Friday, November 3, 2017

GOP Releases New Tax Platform: More Class Warfare, More Redistribution & Greater Reliance on Fewer Americans to Foot the Bill

There certainly are some improvements in this plan but it really reminds me of the whole healthcare situation.  It's been watered down immensely from what was originally promised as it is nowhere near a revolutionary cut.  Instead, it does offer some quality cuts for folks making less than about $80,000 a year.  But on the whole, our tax code will continue to be overly complicated and chock full of loopholes and nuances designed to pick some winners and losers while funneling far too much money through Washington D.C.  Here is a smattering of some of the bad news from quality publications. 

From the Wall Street Journal:
The dispiriting news is on the individual side. The House would double the standard deduction to $12,000 for individuals and $24,000 for married couples. This would improve simplicity for millions, and it compensates for the bill’s elimination of the personal exemption. But nearly half of American filers already owe no income taxes, and the larger deduction would make the federal fisc even more dependent on a smaller pool of taxpayers. 
This is far better than the House bill’s new “family credit,” which increases the child credit to $1,600 from $1,000 in a forlorn attempt to appease the income redistributionists of the right like Senators Mike Lee and Marco Rubio.

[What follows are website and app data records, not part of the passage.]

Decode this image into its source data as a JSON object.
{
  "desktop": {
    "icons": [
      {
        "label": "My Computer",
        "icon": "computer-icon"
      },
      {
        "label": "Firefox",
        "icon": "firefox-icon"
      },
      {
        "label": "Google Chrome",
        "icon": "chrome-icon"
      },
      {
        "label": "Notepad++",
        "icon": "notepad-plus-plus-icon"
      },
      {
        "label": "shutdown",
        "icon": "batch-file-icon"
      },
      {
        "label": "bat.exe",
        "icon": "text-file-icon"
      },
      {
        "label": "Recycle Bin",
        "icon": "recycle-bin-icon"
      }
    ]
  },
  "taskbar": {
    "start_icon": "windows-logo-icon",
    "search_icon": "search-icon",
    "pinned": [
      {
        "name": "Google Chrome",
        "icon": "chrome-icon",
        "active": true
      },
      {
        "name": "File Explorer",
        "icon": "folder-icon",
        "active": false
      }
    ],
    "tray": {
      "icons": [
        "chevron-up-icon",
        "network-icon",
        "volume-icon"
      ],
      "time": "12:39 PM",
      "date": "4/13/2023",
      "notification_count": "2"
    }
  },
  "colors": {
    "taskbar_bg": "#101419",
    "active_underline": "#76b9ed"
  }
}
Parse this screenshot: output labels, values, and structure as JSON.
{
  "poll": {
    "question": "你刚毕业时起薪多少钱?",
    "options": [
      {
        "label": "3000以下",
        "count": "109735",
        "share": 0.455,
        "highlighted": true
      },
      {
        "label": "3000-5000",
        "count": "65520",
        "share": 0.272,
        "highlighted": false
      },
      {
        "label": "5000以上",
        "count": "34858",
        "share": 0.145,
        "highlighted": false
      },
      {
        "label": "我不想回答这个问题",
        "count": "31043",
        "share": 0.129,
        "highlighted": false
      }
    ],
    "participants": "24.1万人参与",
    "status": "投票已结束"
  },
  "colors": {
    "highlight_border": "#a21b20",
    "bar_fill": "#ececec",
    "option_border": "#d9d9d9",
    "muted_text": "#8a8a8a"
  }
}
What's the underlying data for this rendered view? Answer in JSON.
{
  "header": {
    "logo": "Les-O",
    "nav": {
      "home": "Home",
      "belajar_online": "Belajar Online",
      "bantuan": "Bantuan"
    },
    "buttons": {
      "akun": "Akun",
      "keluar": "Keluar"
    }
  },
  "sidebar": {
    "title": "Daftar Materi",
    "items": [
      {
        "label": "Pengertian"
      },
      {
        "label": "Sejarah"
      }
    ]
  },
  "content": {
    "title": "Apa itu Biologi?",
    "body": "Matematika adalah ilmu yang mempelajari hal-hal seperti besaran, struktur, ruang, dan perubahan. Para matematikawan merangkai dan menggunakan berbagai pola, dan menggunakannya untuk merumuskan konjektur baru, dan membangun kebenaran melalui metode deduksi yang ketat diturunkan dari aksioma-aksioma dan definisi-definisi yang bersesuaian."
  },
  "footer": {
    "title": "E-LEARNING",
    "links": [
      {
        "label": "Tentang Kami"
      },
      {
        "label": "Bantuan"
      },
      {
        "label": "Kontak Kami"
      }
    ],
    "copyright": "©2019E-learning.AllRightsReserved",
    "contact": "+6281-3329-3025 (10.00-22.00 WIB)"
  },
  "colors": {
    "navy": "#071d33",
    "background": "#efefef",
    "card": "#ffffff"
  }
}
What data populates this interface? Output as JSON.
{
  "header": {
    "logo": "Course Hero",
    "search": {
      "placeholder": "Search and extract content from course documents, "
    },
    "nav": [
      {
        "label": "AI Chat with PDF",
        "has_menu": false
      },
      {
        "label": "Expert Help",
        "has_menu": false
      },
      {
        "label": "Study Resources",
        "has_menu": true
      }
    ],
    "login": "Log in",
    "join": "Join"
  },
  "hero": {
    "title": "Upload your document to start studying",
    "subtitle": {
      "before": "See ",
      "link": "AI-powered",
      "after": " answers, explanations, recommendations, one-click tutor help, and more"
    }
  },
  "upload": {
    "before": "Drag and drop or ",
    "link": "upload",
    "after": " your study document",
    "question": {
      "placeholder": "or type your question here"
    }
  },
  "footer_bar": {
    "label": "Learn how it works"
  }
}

The credit would also offer an additional $300 for each parent and another $300 for each “non-child dependent.” The credits would phase out for married couples at $230,000 of income. Does anyone think a mid-level manager at J.P. Morgan deserves a subsidy to raise children? 
The House also gradually makes more of the $1,600 credit refundable. In other words, this will be a check in the mail for those who owe nothing in taxes, which discourages work. The family credits cost $640 billion over 10 years in lost revenue with zero growth payoff. To make up the difference, the House keeps the top personal rate at 39.6%, on top of the 3.8% ObamaCare surcharge that Republicans failed to repeal. This would become the fourth tax bracket and kick in at $1 million for couples—half that for individuals—with 12%, 25% and 35% brackets below. 
This top rate is a surrender to Democratic class warriors, though Republicans also fear that President Trump would sandbag them. No Members want to vote for a lower top rate and then have Mr. Trump tweet that they’re “mean,” as he did on health care. This is where presidential flightiness and lack of principle have a policy cost. Ideological surrender also gets Republicans nothing politically as Democrats are still attacking the House plan as a sop to the rich....  
The overall impact of the individual tax changes is little reform but more income redistribution. The long-term damage to the tax-cutting cause will also be considerable. Adding credits and deductions for individuals makes rate-cutting that much harder since the affluent pay the vast bulk of all income taxes. The divorce of “pass through” and personal income rates will also make it even harder to reduce individual tax rates below 39.6%—ever.
From Rand Paul via LifeZette
"For the individuals, it's not as good as I would like. I would like to see every individual up and down get a lower rate, and particularly on the top part of the spectrum because the top part of the spectrum pays most of the taxes," Paul continued. 
But the Democrats have been particularly effective in pushing the narrative that tax breaks for the wealthiest Americans disadvantage poorer Americans, and many Republicans have found themselves convinced by portions of these emotional arguments, Paul suggested. 
"We have to understand that the owners of our businesses — the people we work for — are richer than us. They pay more taxes," Paul said. "But if you lower their taxes, they will either buy stuff or hire more people. If you raise their taxes, it goes into the nonproductive economy, which is Washington, D.C., and it will be squandered." 
"So really, even if rich people get a tax cut, we should all stand up and cheer because it means more jobs for us because you're leaving more money in the private sector," Paul continued. "So I'm one of the few that will stand up on TV and say everybody's taxes should go down, including the wealthy."
And The GOP’s hidden 46% tax bracket from Politico:
House Republicans claim the tax plan they introduced Thursday keeps the top individual rate unchanged at 39.6 percent—the level at which it’s been capped for much of the past quarter-century. But a little-noticed provision effectively creates a new band in which income is taxed at over 45 percent.
Thanks to a quirky proposed surcharge, Americans who earn more than $1 million in taxable income would trigger an extra 6 percent tax on the next $200,000 they earn—a complicated change that effectively creates a new, unannounced tax bracket of 45.6 percent.
It hasn’t been advertised by Republicans, who have described their plan as maintaining the current top tax rate of 39.6 percent. And it goes against decades of GOP orthodoxy that raising taxes on the rich discourages work and reduces economic growth. Reached by phone, Steve Moore, a tax expert at The Heritage Foundation, said the surcharge was news to him. “I was just in a briefing with the White House on this,” he said. “They didn’t mention that. It seems kind of bizarre to me.” ...